Well I apologize if i'm not explaining this well, I'm stuck in a all day meeting. But essentially I have a table that has 2 entries of the claim_id field, due to this ones called Sclaim_id, and ones called Eclaim_id. Those can be populated by a claim_id from one of 4 other tables. So I cant enforce a key. I cant do a join also because i'm working million of rows so i would need to do 8 joins on 5 tables which would be a huge performance hit just to load the tables. So i'm hoping i can load the 5 tables then say point this to this and such.
Thats about right I forgot the database name for it but i'm doing a choose from 4 tables for claim ids.
Essentially I have a table that says 1 claim flags another 1, those claim come from 4 tables that have different field sets. They sum well over 300 columns so Cant be put in a single table, but by design and the type of data and queries run on it are de-normalized for performance
so how do you manage two foreign keys in a table to the same primary key?
andrewgb wrote:so how do you manage two foreign keys in a table to the same primary key?

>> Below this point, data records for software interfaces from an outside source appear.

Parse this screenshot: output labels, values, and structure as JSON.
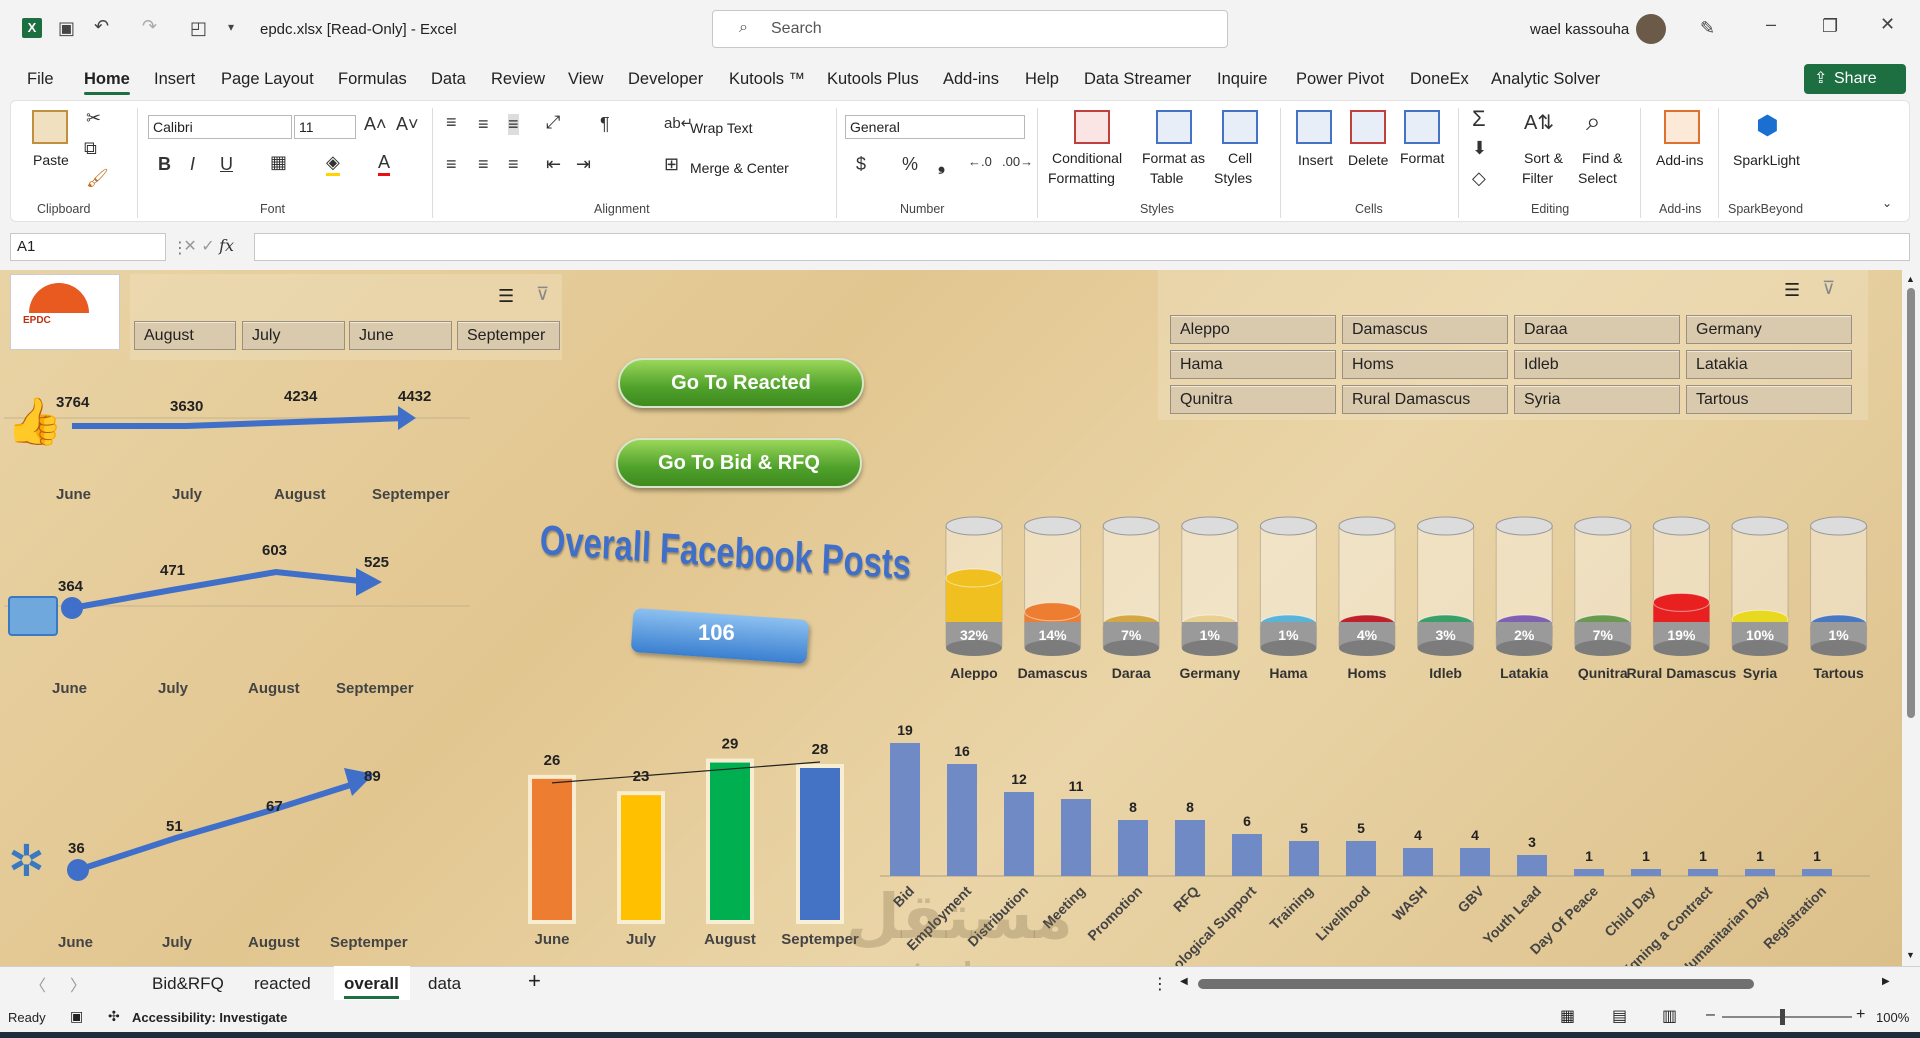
{
  "titlebar": {
    "filename": "epdc.xlsx  [Read-Only]  -  Excel",
    "search_placeholder": "Search",
    "user": "wael kassouha"
  },
  "menu": [
    "File",
    "Home",
    "Insert",
    "Page Layout",
    "Formulas",
    "Data",
    "Review",
    "View",
    "Developer",
    "Kutools ™",
    "Kutools Plus",
    "Add-ins",
    "Help",
    "Data Streamer",
    "Inquire",
    "Power Pivot",
    "DoneEx",
    "Analytic Solver"
  ],
  "share_label": "Share",
  "ribbon": {
    "paste": "Paste",
    "clipboard": "Clipboard",
    "font_name": "Calibri",
    "font_size": "11",
    "font": "Font",
    "wrap": "Wrap Text",
    "merge": "Merge & Center",
    "alignment": "Alignment",
    "numfmt": "General",
    "number": "Number",
    "cond1": "Conditional",
    "cond2": "Formatting",
    "fat1": "Format as",
    "fat2": "Table",
    "cs1": "Cell",
    "cs2": "Styles",
    "styles": "Styles",
    "insert": "Insert",
    "delete": "Delete",
    "format": "Format",
    "cells": "Cells",
    "sort1": "Sort &",
    "sort2": "Filter",
    "find1": "Find &",
    "find2": "Select",
    "editing": "Editing",
    "addins": "Add-ins",
    "addins_group": "Add-ins",
    "spark": "SparkLight",
    "sparkgroup": "SparkBeyond"
  },
  "formula": {
    "namebox": "A1",
    "fx": "fx"
  },
  "sheet": {
    "month_slicer": [
      "August",
      "July",
      "June",
      "Septemper"
    ],
    "city_slicer": [
      "Aleppo",
      "Damascus",
      "Daraa",
      "Germany",
      "Hama",
      "Homs",
      "Idleb",
      "Latakia",
      "Qunitra",
      "Rural Damascus",
      "Syria",
      "Tartous"
    ],
    "btn_reacted": "Go To Reacted",
    "btn_bid": "Go To Bid & RFQ",
    "title": "Overall Facebook Posts",
    "total": "106",
    "likes": {
      "values": [
        "3764",
        "3630",
        "4234",
        "4432"
      ],
      "months": [
        "June",
        "July",
        "August",
        "Septemper"
      ]
    },
    "comments": {
      "values": [
        "364",
        "471",
        "603",
        "525"
      ],
      "months": [
        "June",
        "July",
        "August",
        "Septemper"
      ]
    },
    "shares": {
      "values": [
        "36",
        "51",
        "67",
        "89"
      ],
      "months": [
        "June",
        "July",
        "August",
        "Septemper"
      ]
    }
  },
  "chart_data": [
    {
      "type": "bar",
      "categories": [
        "June",
        "July",
        "August",
        "Septemper"
      ],
      "values": [
        26,
        23,
        29,
        28
      ],
      "colors": [
        "#ed7d31",
        "#ffc000",
        "#00b050",
        "#4472c4"
      ],
      "trendline": true
    },
    {
      "type": "bar",
      "categories": [
        "Aleppo",
        "Damascus",
        "Daraa",
        "Germany",
        "Hama",
        "Homs",
        "Idleb",
        "Latakia",
        "Qunitra",
        "Rural Damascus",
        "Syria",
        "Tartous"
      ],
      "values": [
        32,
        14,
        7,
        1,
        1,
        4,
        3,
        2,
        7,
        19,
        10,
        1
      ],
      "labels": [
        "32%",
        "14%",
        "7%",
        "1%",
        "1%",
        "4%",
        "3%",
        "2%",
        "7%",
        "19%",
        "10%",
        "1%"
      ],
      "colors": [
        "#f0c020",
        "#ed7d31",
        "#d4a840",
        "#e8d090",
        "#5ab4d8",
        "#c0202a",
        "#3aa068",
        "#8060b0",
        "#6a9a50",
        "#e82020",
        "#e8d820",
        "#4a78c0"
      ]
    },
    {
      "type": "bar",
      "categories": [
        "Bid",
        "Employment",
        "Distribution",
        "Meeting",
        "Promotion",
        "RFQ",
        "Psychological Support",
        "Training",
        "Livelihood",
        "WASH",
        "GBV",
        "Youth Lead",
        "Day Of Peace",
        "Child Day",
        "Signing a Contract",
        "Humanitarian Day",
        "Registration"
      ],
      "values": [
        19,
        16,
        12,
        11,
        8,
        8,
        6,
        5,
        5,
        4,
        4,
        3,
        1,
        1,
        1,
        1,
        1
      ],
      "color": "#6f8ac4",
      "ylim": [
        0,
        20
      ]
    }
  ],
  "tabs": [
    "Bid&RFQ",
    "reacted",
    "overall",
    "data"
  ],
  "status": {
    "ready": "Ready",
    "access": "Accessibility: Investigate",
    "zoom": "100%"
  },
  "watermark": {
    "ar": "مستقل",
    "en": "mostaql.com"
  }
}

One common option is to duplicate a table, which isn't practical for your case. But to cover what that would look like just so you know, the table with SClaim_ID and EClaim_ID would stay the same, but your other tables would all get SClaim and EClaim versions, keyed by SClaim_ID and Eclaim_ID respectively, and with all of the other field names renamed to match the table they're on, like for instance SClaim_Date or some such instead of Date. That's a huge amount of extra data and extra complexity, and almost certainly not what we want here.

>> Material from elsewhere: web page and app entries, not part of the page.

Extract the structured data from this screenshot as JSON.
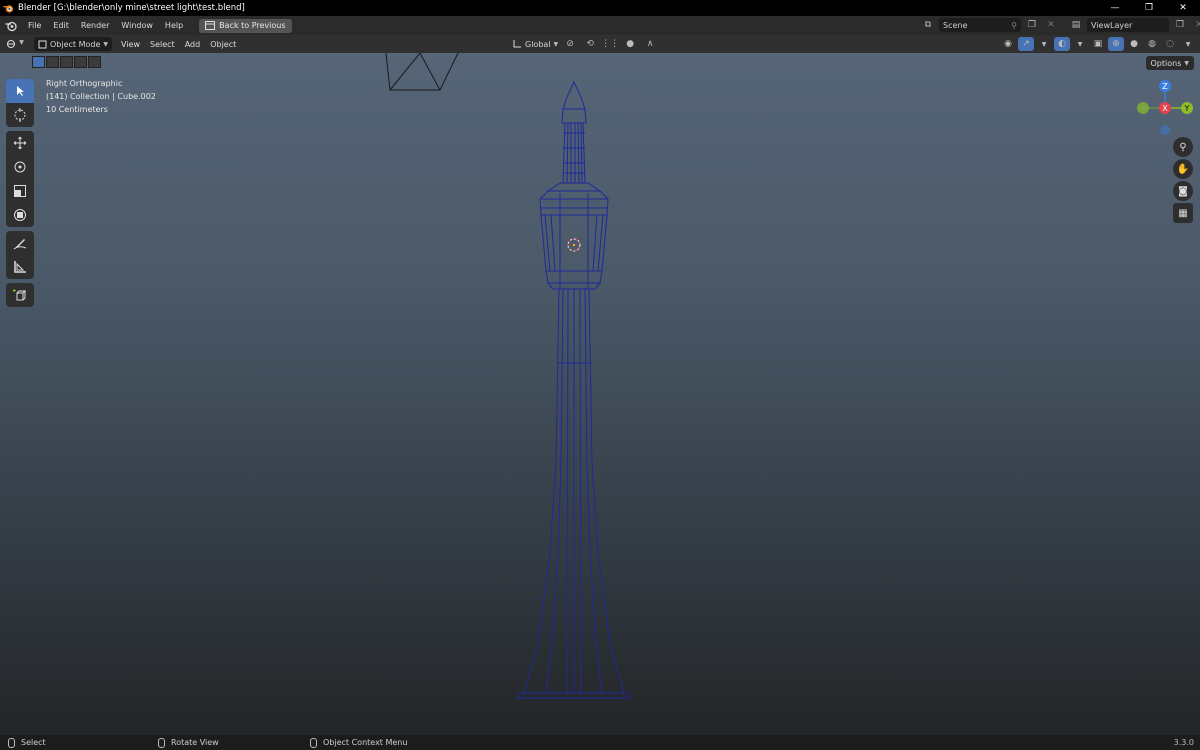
{
  "window": {
    "title": "Blender [G:\\blender\\only mine\\street light\\test.blend]",
    "controls": [
      "—",
      "❐",
      "✕"
    ]
  },
  "topbar": {
    "menus": [
      "File",
      "Edit",
      "Render",
      "Window",
      "Help"
    ],
    "back_button": "Back to Previous",
    "scene": "Scene",
    "view_layer": "ViewLayer"
  },
  "viewport_header": {
    "mode": "Object Mode",
    "menus": [
      "View",
      "Select",
      "Add",
      "Object"
    ],
    "transform_orientation": "Global"
  },
  "viewport": {
    "view_name": "Right Orthographic",
    "collection_info": "(141) Collection | Cube.002",
    "scale_info": "10 Centimeters",
    "options_label": "Options",
    "gizmo_axes": {
      "z": "Z",
      "x": "X",
      "y": "Y"
    }
  },
  "statusbar": {
    "items": [
      "Select",
      "Rotate View",
      "Object Context Menu"
    ],
    "version": "3.3.0"
  },
  "colors": {
    "accent": "#4772b3",
    "axis_x": "#e4414f",
    "axis_y": "#8bbd28",
    "axis_z": "#3a7fe0",
    "wire": "#1d2a9c"
  }
}
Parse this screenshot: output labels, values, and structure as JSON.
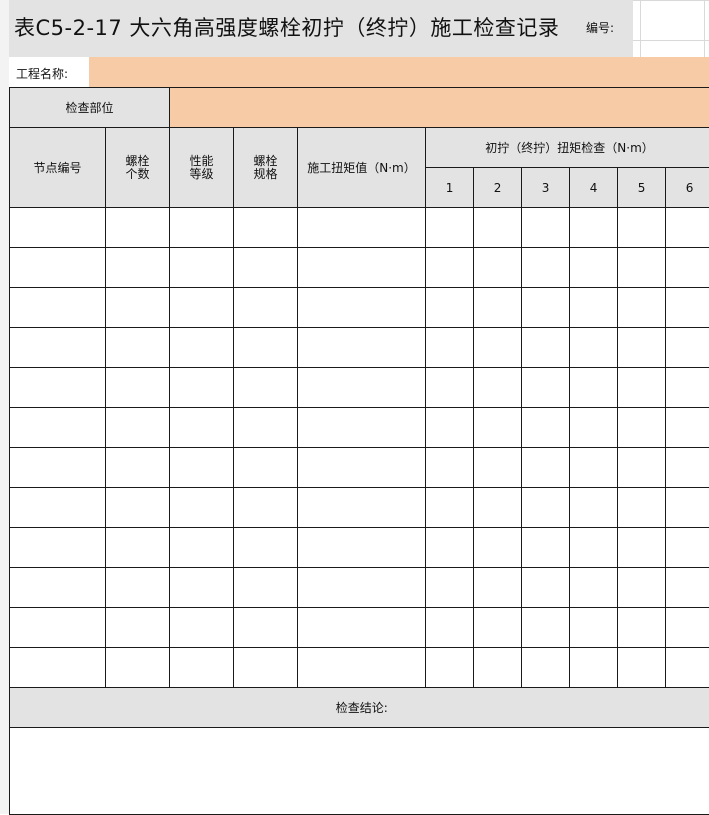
{
  "header": {
    "title": "表C5-2-17 大六角高强度螺栓初拧（终拧）施工检查记录",
    "code_label": "编号:"
  },
  "project": {
    "label": "工程名称:",
    "value": ""
  },
  "inspection": {
    "location_label": "检查部位",
    "location_value": ""
  },
  "table": {
    "columns": {
      "node_no": "节点编号",
      "bolt_count": "螺栓\n个数",
      "grade": "性能\n等级",
      "spec": "螺栓\n规格",
      "torque_value": "施工扭矩值（N·m）",
      "check_group": "初拧（终拧）扭矩检查（N·m）",
      "check_numbers": [
        "1",
        "2",
        "3",
        "4",
        "5",
        "6"
      ]
    },
    "row_count": 12
  },
  "conclusion": {
    "label": "检查结论:"
  }
}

Another option, perhaps a bit less common, is to create a new table just for the references from the first table. So if your current data looks like this:
UniqueKey, SClaim_ID, EClaim_ID, OtherField1, OtherField2 1, Claim1, Claim2, A, B
You would convert that data to two tables, one of which has two rows for the key:
Converting columns into rows is fairly simple in QlikView. And there's very little extra data here, and the main extra data (ClaimType) will be heavily compressed. So this is a much more practical option than the first, but since I don't know what you want to DO with the data, I can't tell you if it's an appropriate solution. All I can say is that it resolves the linkage problems, because now both claim IDs will map to the other claim tables.